Scientists still don’t fully understand why the tops of trees in forests around the world so often refuse to touch.
A biologist in a July 2020 National Geographic article equates it to social distancing of sort.

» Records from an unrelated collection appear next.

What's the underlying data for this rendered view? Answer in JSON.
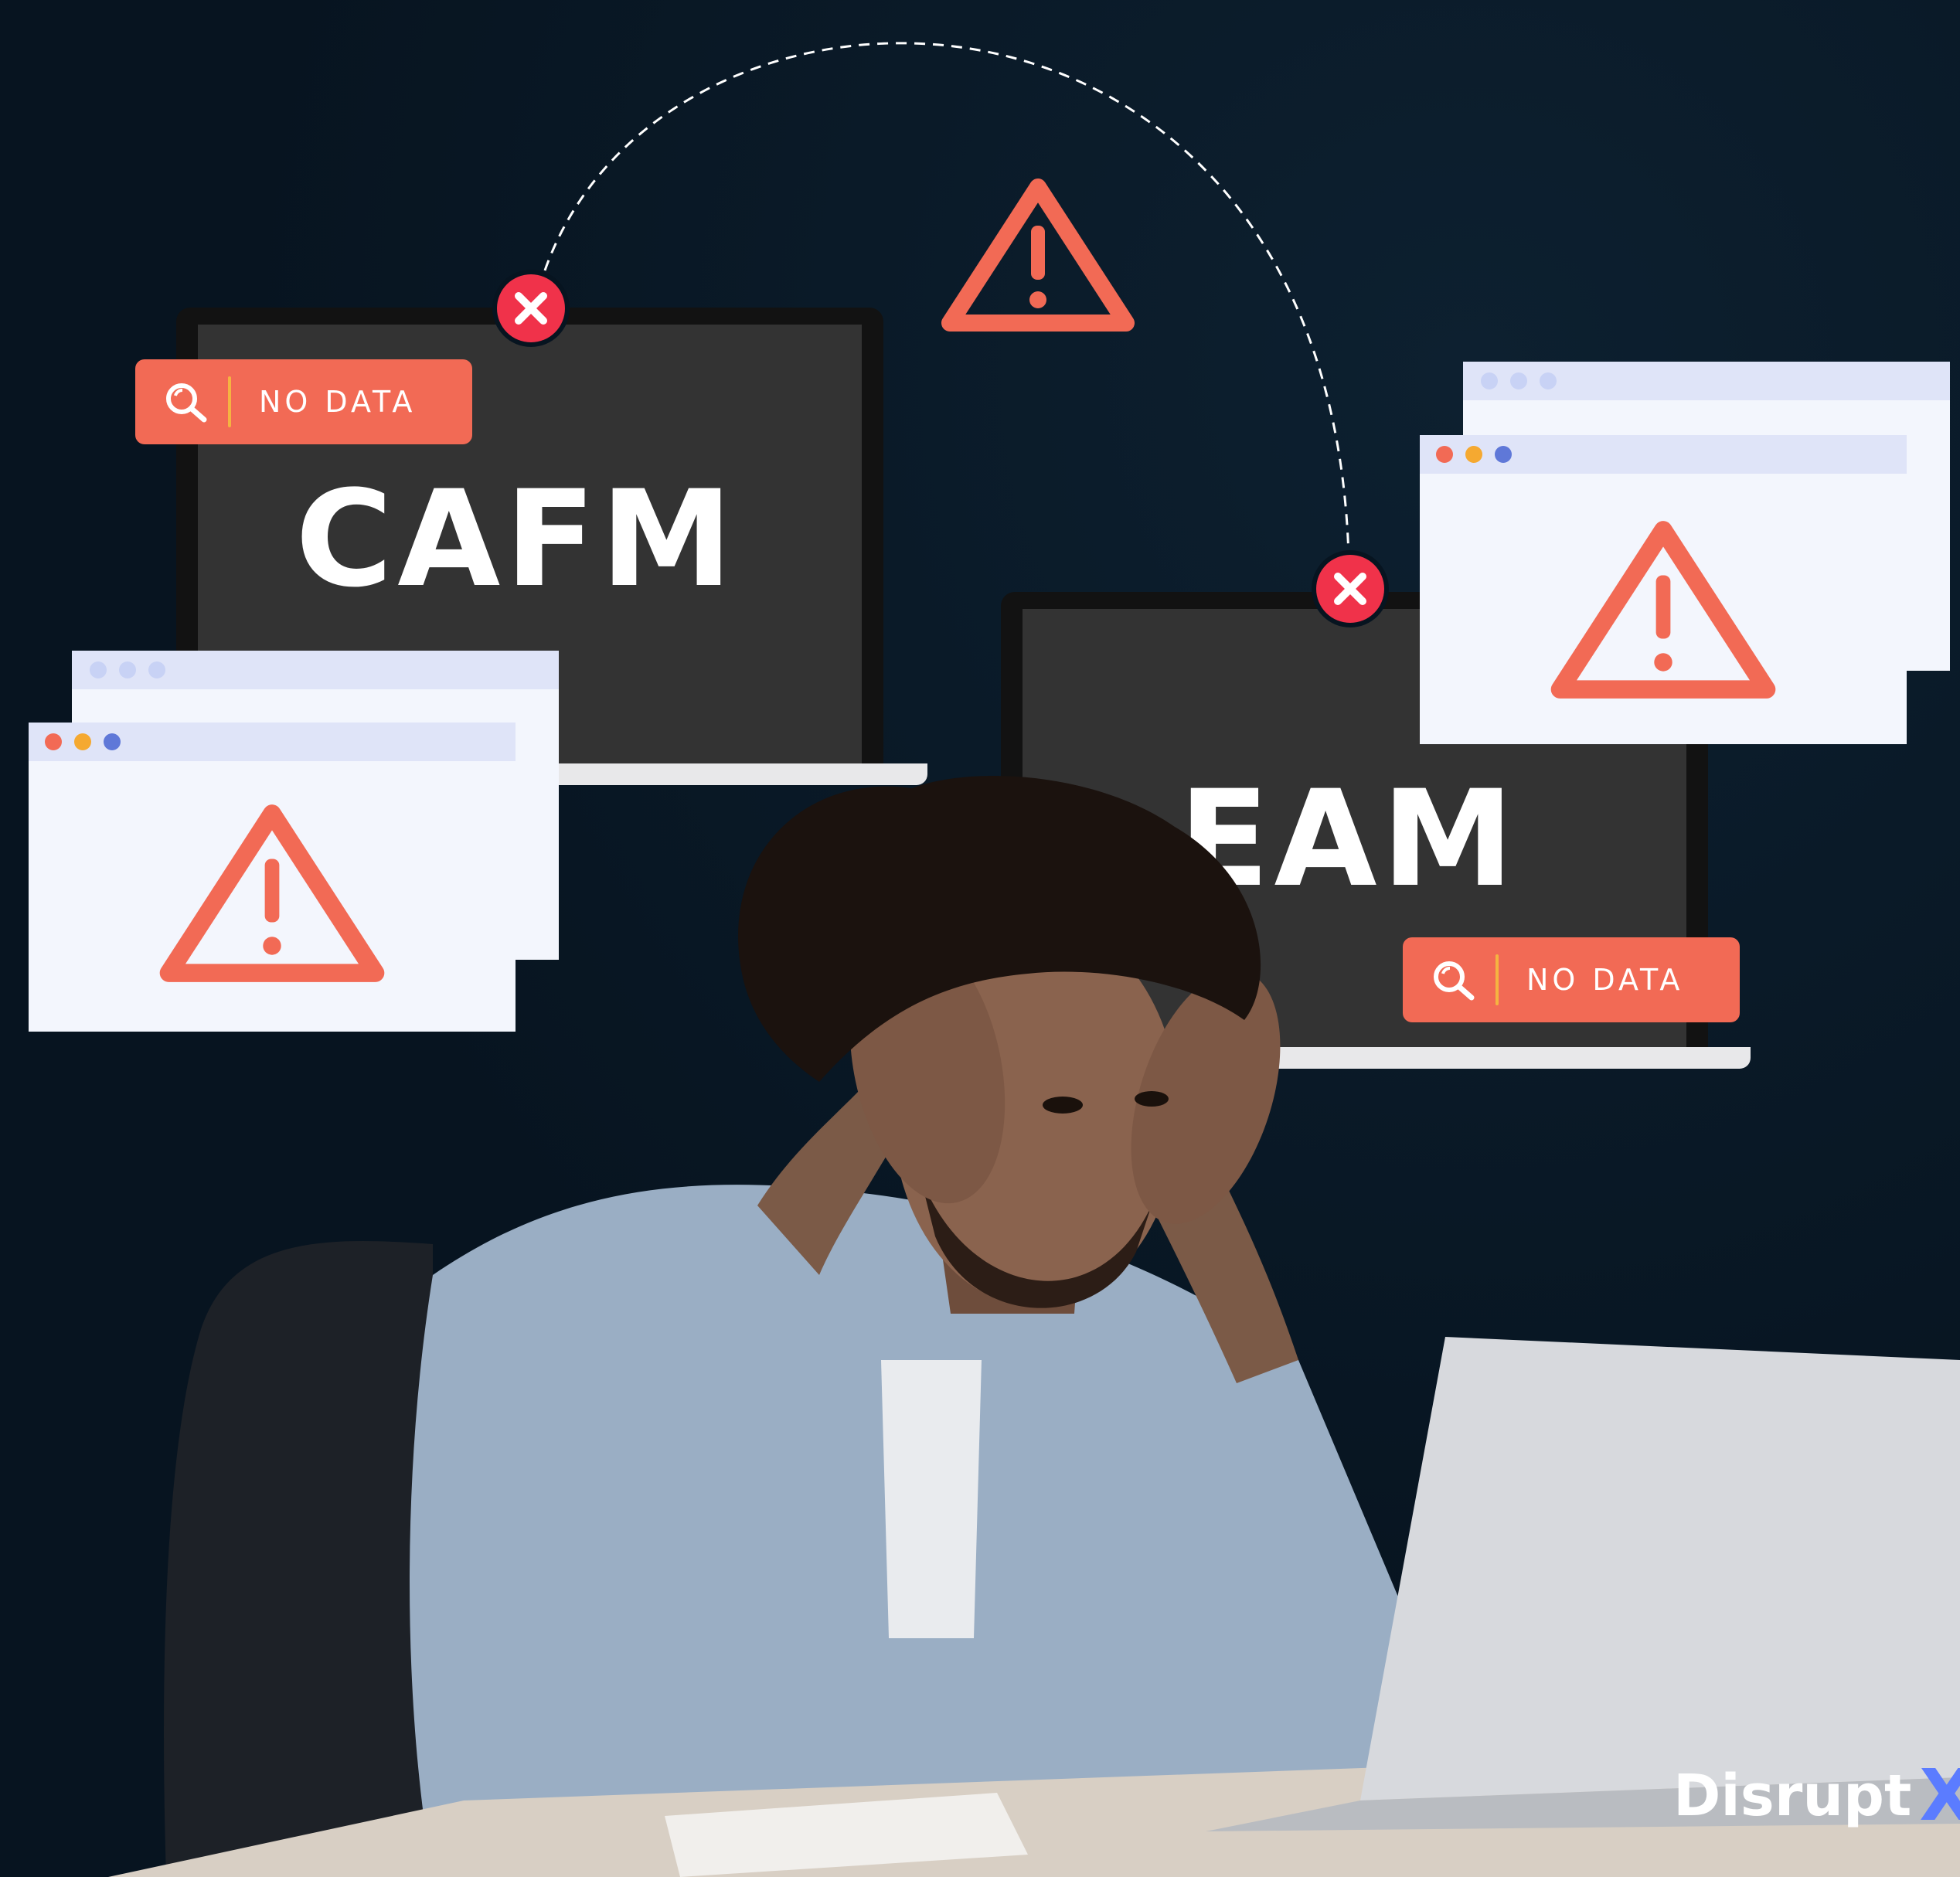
{
  "colors": {
    "background": "#071420",
    "accent": "#f26a55",
    "error": "#f0324a",
    "divider": "#f5b341",
    "window": "#f3f6fd",
    "window_bar": "#dfe4f8"
  },
  "systems": {
    "cafm": {
      "label": "CAFM",
      "search_text": "NO DATA"
    },
    "eam": {
      "label": "EAM",
      "search_text": "NO DATA"
    }
  },
  "icons": [
    "search-icon",
    "warning-icon",
    "error-x-icon"
  ],
  "brand": {
    "logo_text": "Disrupt",
    "logo_mark": "X"
  }
}
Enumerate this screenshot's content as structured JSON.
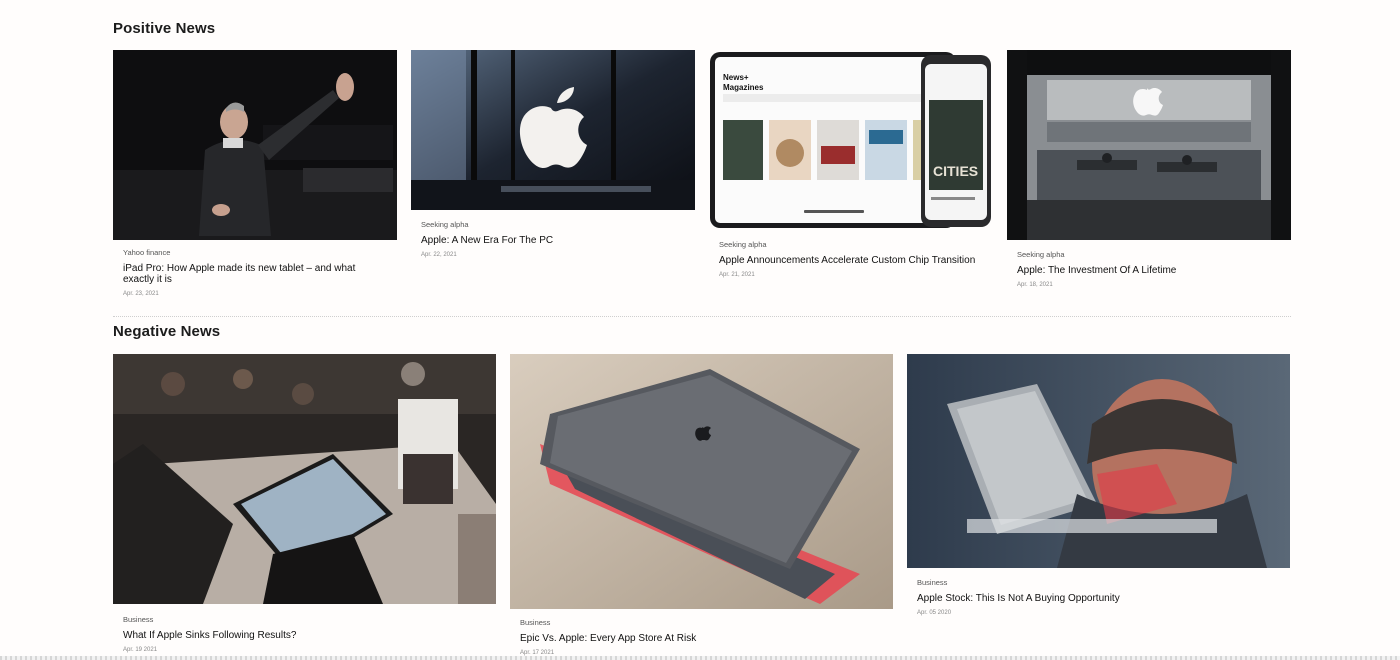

In some ways, crown shyness is the arboreal version of social distancing, says Meg Lowman, a forest canopy biologist and director of the TREE Foundation. “The minute you start keeping plants from physically touching each other, you can increase productivity,” she says. “That’s the beauty of isolation … The tree is really safeguarding its own health.”